First Lady Michelle Obama visited Sesame Street and talked with Elmo about eating right, exercising regularly and being a healthy and positive role model.

The skills and experiences that have brought you to this moment are the same ones that will lead you to success in college. You already have everything you need to succeed inside you. Go show the world!




BIO:
When people ask First Lady Michelle Obama to describe herself, she doesn’t hesitate to say that first and foremost she is Malia and Sasha’s mom.


But before she was a mother — or a wife, lawyer, or public servant — she was Fraser and Marian Robinson’s daughter.


The Robinsons lived in a brick bungalow on the South Side of Chicago. Fraser was a pump operator for the Chicago Water Department, and despite being diagnosed with multiple sclerosis at a young age, he hardly ever missed a day of work. Marian stayed home to raise Michelle and her older brother, Craig, skillfully managing a busy household filled with love, laughter, and important life lessons.
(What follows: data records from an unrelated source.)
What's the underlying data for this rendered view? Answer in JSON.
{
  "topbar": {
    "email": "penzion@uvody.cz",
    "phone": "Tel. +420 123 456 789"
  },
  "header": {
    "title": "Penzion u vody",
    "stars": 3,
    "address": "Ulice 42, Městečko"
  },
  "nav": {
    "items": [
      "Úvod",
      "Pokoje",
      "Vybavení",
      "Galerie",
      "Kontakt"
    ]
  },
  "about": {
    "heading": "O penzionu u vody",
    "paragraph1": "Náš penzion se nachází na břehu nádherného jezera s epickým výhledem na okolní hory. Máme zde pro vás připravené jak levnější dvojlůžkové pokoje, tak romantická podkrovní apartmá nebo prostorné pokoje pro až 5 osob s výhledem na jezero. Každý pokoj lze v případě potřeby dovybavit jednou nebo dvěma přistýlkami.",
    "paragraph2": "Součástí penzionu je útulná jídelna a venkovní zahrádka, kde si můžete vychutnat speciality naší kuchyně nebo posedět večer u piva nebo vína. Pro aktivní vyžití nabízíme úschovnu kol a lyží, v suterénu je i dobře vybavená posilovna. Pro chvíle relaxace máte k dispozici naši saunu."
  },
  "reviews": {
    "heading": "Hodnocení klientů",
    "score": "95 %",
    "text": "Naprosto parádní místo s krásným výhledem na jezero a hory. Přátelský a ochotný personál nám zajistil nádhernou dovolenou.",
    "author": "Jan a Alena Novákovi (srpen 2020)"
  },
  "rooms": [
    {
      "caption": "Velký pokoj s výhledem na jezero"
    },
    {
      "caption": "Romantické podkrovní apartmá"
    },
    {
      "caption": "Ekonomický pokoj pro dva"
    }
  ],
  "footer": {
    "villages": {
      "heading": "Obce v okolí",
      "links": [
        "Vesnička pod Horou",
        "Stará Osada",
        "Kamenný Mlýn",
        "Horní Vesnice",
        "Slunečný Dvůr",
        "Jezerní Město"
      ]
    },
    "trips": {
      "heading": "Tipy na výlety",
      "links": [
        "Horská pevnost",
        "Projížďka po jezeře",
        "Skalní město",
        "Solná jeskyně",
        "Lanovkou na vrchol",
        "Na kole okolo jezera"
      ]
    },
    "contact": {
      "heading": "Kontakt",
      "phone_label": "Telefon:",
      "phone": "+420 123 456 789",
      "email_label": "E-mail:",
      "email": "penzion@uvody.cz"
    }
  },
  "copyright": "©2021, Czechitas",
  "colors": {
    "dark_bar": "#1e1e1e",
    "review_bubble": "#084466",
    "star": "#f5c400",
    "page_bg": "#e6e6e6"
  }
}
A product of Chicago public schools, Mrs. Obama studied sociology and African-American studies at Princeton University. After graduating from Harvard Law School in 1988, she joined the Chicago law firm Sidley & Austin, where she later met the man who would become the love of her life.


After a few years, Mrs. Obama decided her true calling was working with people to serve their communities and their neighbors. She served as assistant commissioner of planning and development in Chicago’s City Hall before becoming the founding executive director of the Chicago chapter of Public Allies, an AmeriCorps program that prepares youth for public service.


In 1996, Mrs. Obama joined the University of Chicago with a vision of bringing campus and community together. As Associate Dean of Student Services, she developed the university’s first community service program, and under her leadership as Vice President of Community and External Affairs for the University of Chicago Medical Center, volunteerism skyrocketed.


As First Lady, Michelle Obama looks forward to continuing her work on the issues close to her heart — supporting military families, helping working women balance career and family, encouraging national service, promoting the arts and arts education, and fostering healthy eating and healthy living for children and families across the country.


Michelle and Barack Obama have two daughters: Malia and Sasha. Like their mother, the girls were born on the South Side of Chicago.